- Practice your confidence skills to improve the way you manage projects and people
Remember: almost all tough situations, even if it doesn’t feel like it at the time, will pass.
#4 You don’t have enough resource
Have you ever dreamed that there were two of you? It would be handy, wouldn’t it. Another you help out with that extra work or do the boring jobs.
But if you’re feeling overloaded on a project, looking on the dark web for home cloning kit isn’t the answer. I’m still grappling with the question of what to do when I’m too busy myself to do the work, and there have been times when I’ve felt like I’m drowning. My goto responses to this are:
- I try to plough through itty bitty tasks first to clear the decks to give me momentum
- If the task is within the client’s capability, I ask them to do it
- or I outsource it, if I can retain a profit.
Outsource your basic tasks
Quite simply: there will come a time in your business when you really can’t do everything. And the more clients you build up, the bigger your responsibilities will become. Some common web development tasks for outsourcing include:
- Software maintenance/plugin upgrades
- Editorial changes on the website (uploading blog posts, changing photos etc)
- Email tech support
- Project planning (scheduling meetings, sending invites etc)
If you’re low on resource, look at the lower level tasks that keep dragging you down. What can you outsource to keep you focused on the bigger tasks?
#5 The goalposts are always moving
Have you ever worked with a client who just can’t settle on an idea? Their mind changes like the direction of the wind.
This can be problematic, because with each request to alter the agreed spec, the butterfly effect occurs. What might seem like a minor tweak can have larger ramifications elsewhere in the project.
Recently, an e-commerce client decided they wanted to integrate sophisticated subscription functionality to their online store. For many developers, this represents an unwelcome curveball mid-way through a project, but here’s the thing:
Clients don’t usually change their mind for the fun of it, or to annoying you.
In reality, project goalposts move because new information comes to the fore. New ideas emerge. As web developers, it is our job to handle that. Here’s what I do when goalposts shift:
- Determine if the change is valid and can be accommodated within the agreed spec
- If not, have an open and honest discussion about fees and timescales
- Agree to integrate the changes, or not.
People overcomplicate this process, but the 3-step method is really simple.
But, the grey area?
The more complicated and obvious that functional changes are, the easier it is to extract them as a separate piece of work. But this isn’t always the case.
In my experience, some clients can be quite picky when it comes to giving feedback, especially in the context of design.
For example — you integrate a form on the website using a plugin. The form collects all the information needed and sends an email. Cool. But your client isn’t happy with the form layout:
“Can those two fields be placed next to each other?”, “Can those checkboxes be turned into a dropdown list?” etc

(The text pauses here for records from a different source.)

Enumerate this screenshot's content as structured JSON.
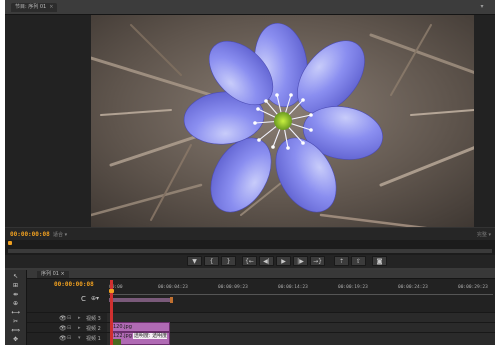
{
  "window": {
    "monitor_tab": "节目: 序列 01",
    "monitor_tab_close": "×",
    "panel_menu": "▾"
  },
  "monitor": {
    "current_time": "00:00:00:08",
    "fit_label": "适合 ▾",
    "duration": "完整 ▾"
  },
  "transport": {
    "buttons": [
      {
        "name": "add-marker-button",
        "glyph": "▼"
      },
      {
        "name": "mark-in-button",
        "glyph": "{"
      },
      {
        "name": "mark-out-button",
        "glyph": "}"
      },
      {
        "name": "go-to-in-button",
        "glyph": "{←"
      },
      {
        "name": "step-back-button",
        "glyph": "◀|"
      },
      {
        "name": "play-button",
        "glyph": "▶"
      },
      {
        "name": "step-forward-button",
        "glyph": "|▶"
      },
      {
        "name": "go-to-out-button",
        "glyph": "→}"
      },
      {
        "name": "lift-button",
        "glyph": "⇡"
      },
      {
        "name": "extract-button",
        "glyph": "⇧"
      },
      {
        "name": "export-frame-button",
        "glyph": "◙"
      }
    ]
  },
  "timeline": {
    "sequence_tab": "序列 01 ×",
    "current_time": "00:00:00:08",
    "ruler_ticks": [
      "00:00",
      "00:00:04:23",
      "00:00:09:23",
      "00:00:14:23",
      "00:00:19:23",
      "00:00:24:23",
      "00:00:29:23"
    ],
    "tracks": [
      {
        "eye": "👁",
        "lock": "⊟",
        "tri": "▸",
        "label": "视频 3"
      },
      {
        "eye": "👁",
        "lock": "⊟",
        "tri": "▸",
        "label": "视频 2"
      },
      {
        "eye": "👁",
        "lock": "⊟",
        "tri": "▾",
        "label": "视频 1"
      }
    ],
    "clip_v2": "120.jpg",
    "clip_v1": "122.jpg",
    "clip_v1_fx": "透明度: 透明度 ▾",
    "tools": [
      "↖",
      "⊞",
      "⇹",
      "⊕",
      "⟷",
      "✂",
      "⟺",
      "✥"
    ],
    "snap_glyph": "C",
    "marker_glyph": "⊕▾"
  }
}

This isn’t a changing of specification, but it a request you need to respond to.
The strategy is to keep an open dialog throughout the design process so we can avert these niggling back and forth change requests down the road. But ultimately, dealing with grey area changes comes back to managing your clients with confidence. I talk about this a lot on this blog, but it’s so important to internalise: practice assertiveness with your clients to keep a hold of the project, otherwise you’ll be trapped in the dreaded grey area for a long time.
There is no A-B route in web development
Even when you plan a web project meticulously you should prepare for, and expect, changes to occur. The term “agile” is banded about all over the place now, and I’m not suggesting that you try to integrate code sprints and shared Kanban boards with your clients, but adopting an open to change mindset can really help to manage the 5 common web development challenges I’ve outlined here.